WHAT IS EXPECTED
Write every entry out again with no changes, and leave the images behind.

THE DATA
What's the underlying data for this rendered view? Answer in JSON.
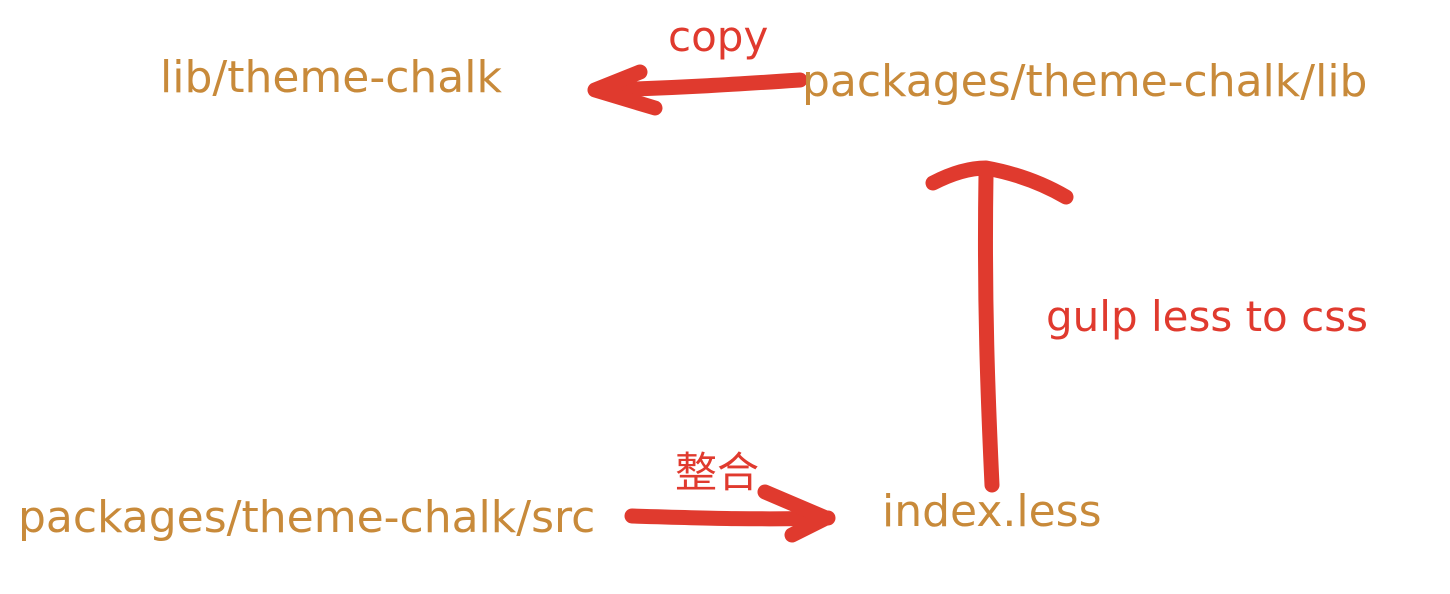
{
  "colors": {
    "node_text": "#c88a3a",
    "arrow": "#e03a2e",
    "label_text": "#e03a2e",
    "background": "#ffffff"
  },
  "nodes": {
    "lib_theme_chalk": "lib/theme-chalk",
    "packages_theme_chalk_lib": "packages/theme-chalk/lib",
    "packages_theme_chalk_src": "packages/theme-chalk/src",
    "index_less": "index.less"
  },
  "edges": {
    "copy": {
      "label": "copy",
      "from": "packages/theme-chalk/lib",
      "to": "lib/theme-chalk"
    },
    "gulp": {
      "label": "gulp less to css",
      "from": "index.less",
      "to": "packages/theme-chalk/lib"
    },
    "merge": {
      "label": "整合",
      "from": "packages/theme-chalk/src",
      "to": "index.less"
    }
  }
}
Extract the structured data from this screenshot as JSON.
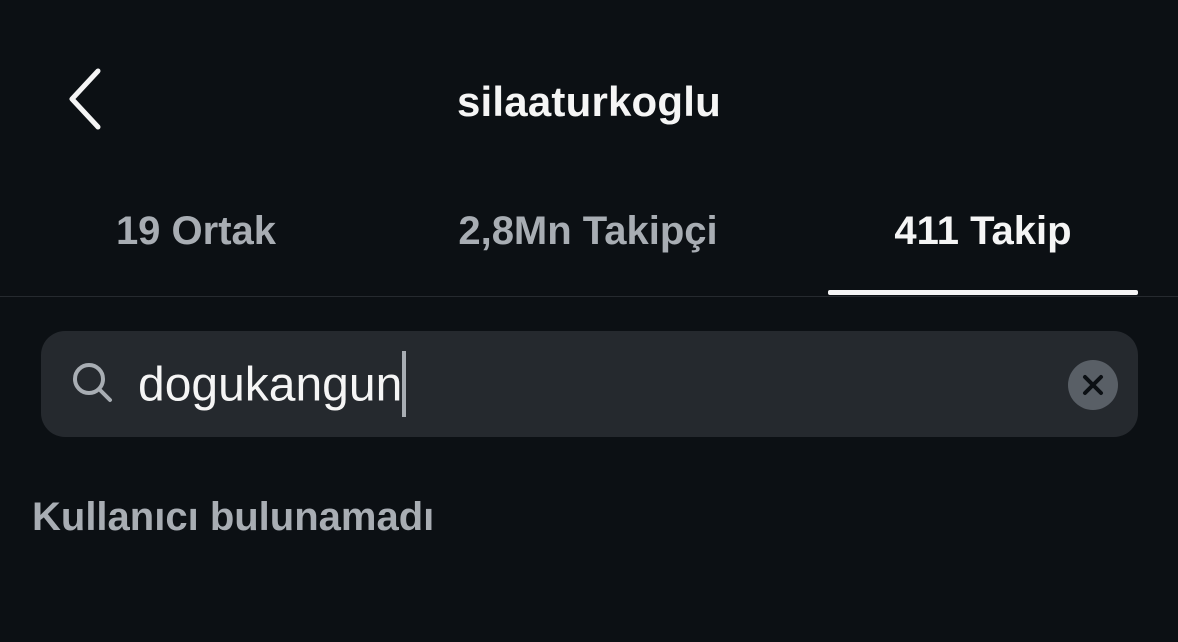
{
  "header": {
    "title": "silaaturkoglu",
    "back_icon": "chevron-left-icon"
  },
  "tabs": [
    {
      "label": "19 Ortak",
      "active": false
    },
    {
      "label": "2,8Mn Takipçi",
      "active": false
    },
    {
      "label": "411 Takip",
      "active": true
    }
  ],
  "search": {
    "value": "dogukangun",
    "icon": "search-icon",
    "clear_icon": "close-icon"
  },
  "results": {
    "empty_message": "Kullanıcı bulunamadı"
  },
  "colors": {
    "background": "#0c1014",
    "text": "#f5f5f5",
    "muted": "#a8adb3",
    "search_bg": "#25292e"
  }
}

EXERCISE RESPONSE
What's the underlying data for this rendered view? Answer in JSON.
{
  "colors": {
    "node_text": "#c88a3a",
    "arrow": "#e03a2e",
    "label_text": "#e03a2e",
    "background": "#ffffff"
  },
  "nodes": {
    "lib_theme_chalk": "lib/theme-chalk",
    "packages_theme_chalk_lib": "packages/theme-chalk/lib",
    "packages_theme_chalk_src": "packages/theme-chalk/src",
    "index_less": "index.less"
  },
  "edges": {
    "copy": {
      "label": "copy",
      "from": "packages/theme-chalk/lib",
      "to": "lib/theme-chalk"
    },
    "gulp": {
      "label": "gulp less to css",
      "from": "index.less",
      "to": "packages/theme-chalk/lib"
    },
    "merge": {
      "label": "整合",
      "from": "packages/theme-chalk/src",
      "to": "index.less"
    }
  }
}
Extract the structured data from this screenshot as JSON.
{
  "header": {
    "title": "silaaturkoglu",
    "back_icon": "chevron-left-icon"
  },
  "tabs": [
    {
      "label": "19 Ortak",
      "active": false
    },
    {
      "label": "2,8Mn Takipçi",
      "active": false
    },
    {
      "label": "411 Takip",
      "active": true
    }
  ],
  "search": {
    "value": "dogukangun",
    "icon": "search-icon",
    "clear_icon": "close-icon"
  },
  "results": {
    "empty_message": "Kullanıcı bulunamadı"
  },
  "colors": {
    "background": "#0c1014",
    "text": "#f5f5f5",
    "muted": "#a8adb3",
    "search_bg": "#25292e"
  }
}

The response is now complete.